■ **Assignment**
Write out the entries below in full, exactly as given.
[Material supplied — start]
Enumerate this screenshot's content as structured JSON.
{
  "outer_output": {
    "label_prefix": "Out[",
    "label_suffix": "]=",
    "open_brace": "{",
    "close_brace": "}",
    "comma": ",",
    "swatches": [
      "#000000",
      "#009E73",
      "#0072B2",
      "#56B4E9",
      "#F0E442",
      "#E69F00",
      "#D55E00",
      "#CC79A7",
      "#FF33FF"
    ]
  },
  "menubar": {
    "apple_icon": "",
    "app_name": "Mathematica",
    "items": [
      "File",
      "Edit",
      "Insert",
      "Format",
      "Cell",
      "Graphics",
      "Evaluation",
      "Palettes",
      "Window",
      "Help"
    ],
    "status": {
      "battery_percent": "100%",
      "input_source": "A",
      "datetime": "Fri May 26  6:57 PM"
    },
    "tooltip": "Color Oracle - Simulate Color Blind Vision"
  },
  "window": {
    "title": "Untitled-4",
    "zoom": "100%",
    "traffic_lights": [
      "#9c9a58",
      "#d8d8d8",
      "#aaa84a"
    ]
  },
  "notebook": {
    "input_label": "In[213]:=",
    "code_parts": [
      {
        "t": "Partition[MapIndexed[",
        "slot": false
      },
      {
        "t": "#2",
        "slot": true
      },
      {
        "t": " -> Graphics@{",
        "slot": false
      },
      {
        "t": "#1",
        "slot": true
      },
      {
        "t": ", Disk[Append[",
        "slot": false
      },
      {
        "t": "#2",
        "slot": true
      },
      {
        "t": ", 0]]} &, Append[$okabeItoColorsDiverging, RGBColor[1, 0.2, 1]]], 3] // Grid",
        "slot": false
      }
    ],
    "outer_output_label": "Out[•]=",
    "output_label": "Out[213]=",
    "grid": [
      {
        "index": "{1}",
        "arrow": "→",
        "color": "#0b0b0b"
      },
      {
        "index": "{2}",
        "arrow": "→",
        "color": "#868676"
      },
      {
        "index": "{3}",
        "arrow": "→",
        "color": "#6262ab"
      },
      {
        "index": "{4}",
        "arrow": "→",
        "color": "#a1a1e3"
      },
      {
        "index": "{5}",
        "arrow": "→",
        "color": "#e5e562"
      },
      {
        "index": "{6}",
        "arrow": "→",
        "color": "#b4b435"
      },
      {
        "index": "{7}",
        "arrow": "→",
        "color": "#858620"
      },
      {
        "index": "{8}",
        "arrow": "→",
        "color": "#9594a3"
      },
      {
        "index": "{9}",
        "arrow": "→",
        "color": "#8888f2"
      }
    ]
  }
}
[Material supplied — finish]
■ **Exercise answer**
Enumerate this screenshot's content as structured JSON.
{
  "outer_output": {
    "label_prefix": "Out[",
    "label_suffix": "]=",
    "open_brace": "{",
    "close_brace": "}",
    "comma": ",",
    "swatches": [
      "#000000",
      "#009E73",
      "#0072B2",
      "#56B4E9",
      "#F0E442",
      "#E69F00",
      "#D55E00",
      "#CC79A7",
      "#FF33FF"
    ]
  },
  "menubar": {
    "apple_icon": "",
    "app_name": "Mathematica",
    "items": [
      "File",
      "Edit",
      "Insert",
      "Format",
      "Cell",
      "Graphics",
      "Evaluation",
      "Palettes",
      "Window",
      "Help"
    ],
    "status": {
      "battery_percent": "100%",
      "input_source": "A",
      "datetime": "Fri May 26  6:57 PM"
    },
    "tooltip": "Color Oracle - Simulate Color Blind Vision"
  },
  "window": {
    "title": "Untitled-4",
    "zoom": "100%",
    "traffic_lights": [
      "#9c9a58",
      "#d8d8d8",
      "#aaa84a"
    ]
  },
  "notebook": {
    "input_label": "In[213]:=",
    "code_parts": [
      {
        "t": "Partition[MapIndexed[",
        "slot": false
      },
      {
        "t": "#2",
        "slot": true
      },
      {
        "t": " -> Graphics@{",
        "slot": false
      },
      {
        "t": "#1",
        "slot": true
      },
      {
        "t": ", Disk[Append[",
        "slot": false
      },
      {
        "t": "#2",
        "slot": true
      },
      {
        "t": ", 0]]} &, Append[$okabeItoColorsDiverging, RGBColor[1, 0.2, 1]]], 3] // Grid",
        "slot": false
      }
    ],
    "outer_output_label": "Out[•]=",
    "output_label": "Out[213]=",
    "grid": [
      {
        "index": "{1}",
        "arrow": "→",
        "color": "#0b0b0b"
      },
      {
        "index": "{2}",
        "arrow": "→",
        "color": "#868676"
      },
      {
        "index": "{3}",
        "arrow": "→",
        "color": "#6262ab"
      },
      {
        "index": "{4}",
        "arrow": "→",
        "color": "#a1a1e3"
      },
      {
        "index": "{5}",
        "arrow": "→",
        "color": "#e5e562"
      },
      {
        "index": "{6}",
        "arrow": "→",
        "color": "#b4b435"
      },
      {
        "index": "{7}",
        "arrow": "→",
        "color": "#858620"
      },
      {
        "index": "{8}",
        "arrow": "→",
        "color": "#9594a3"
      },
      {
        "index": "{9}",
        "arrow": "→",
        "color": "#8888f2"
      }
    ]
  }
}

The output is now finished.